I have, in fairness, never listened to 18 CDs from any of the others above. But I surfaced hearing a man with most of Little Richard’s ferocity, a man who sang surer than Williams, wider and deeper than Diddley, much looser than Berry, with an uncanny knack for song to beat Orbison. Elvis? Elvis remains Elvis. But Elvis sung starchy by 1963. Jerry Lee had of course ruined his career; if you’re reading this I bet you know how. But the frightening fullness of humanity, everything a man can be, remains.
Live At The Star Club Hamburg
The first of the rock’n’roll wild
men, Jerry Lee scared the life out of every parent during the late fifties with his ferocious on-stage antics, almost killing the piano he played during each performance.This was a man who lived for the moment and proudly displayed his sexuality to the world while thrilling the youngsters who gazed, mouths agape, at this fiery ball of energy, to steal an image from his great hit, ‘Great Balls Of Fire’.
His life was packed with incident and scandal.
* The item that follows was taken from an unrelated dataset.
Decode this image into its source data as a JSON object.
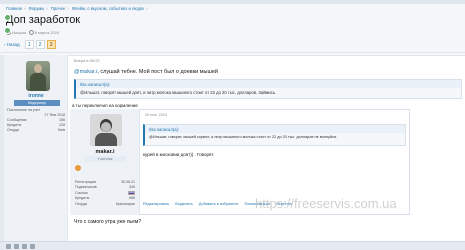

He was thrown out
of bible college, thrown into jail, lionised for marrying his thirteen year old cousin, admitted to hospital for alcohol and drug abuse and... well, the films and books reveal all.
Originally released in 1964, this vinyl LP is a welcome reissue of a classic live album. Backed by the Nashville Teens, Lewis rips through his own hits and gives superb renditions of others too. From his own ‘Great Balls Of Fire’ and ‘Whole Lotta Shakin’ Goin’ On’ to covers
of ‘Hound Dog’, ‘Long, Tall Sally’
and ‘Your Cheating Heart’, this is a tour de force performance. In fact,
WHOLE LOTTA SHAKE-1V
You smell that blood on the ivory? The furry folk of the Bear Family have just remastered the poll-topping masterpiece from 1964 - Live At The Star Club, Hamburg - on vinyl and clothed it in a stunning gatefold sleeve designed by Ulf Harten.
Live At The Star Club Hamburg
Bear Family LP www.bear-family.de Sometimes touted as one of the greatest live rock 'n' roll albums euer, there's no denying that The Killer is truly an the rampage during this show at The Star Club in 1964. Backed by The Nashville Teens, Lewis marauds through a set that includes several of his own classics such as 'Great Balls Of Fire' and 'Whole Lotta Shakin' Goin' On', as well as covers of Little Richard, Elvis and Ray Charles songs among others. Although he would neuer fully recover the same lofty status he once enjoyed in the popularity stakes following the furore he caused by marrying his teenaged cousin a few years earlier, it's evident that Lewis is clearly a man back at the top of his game performance wise in this show. This vinyl-only reissue will also appeal to collectors, coming as it does replete with a pop-up, gatefold cover depicting a map of Hamburg's legendary Reeperbahn district, as well as the hell-blazing bonus kack 'Down The Line'.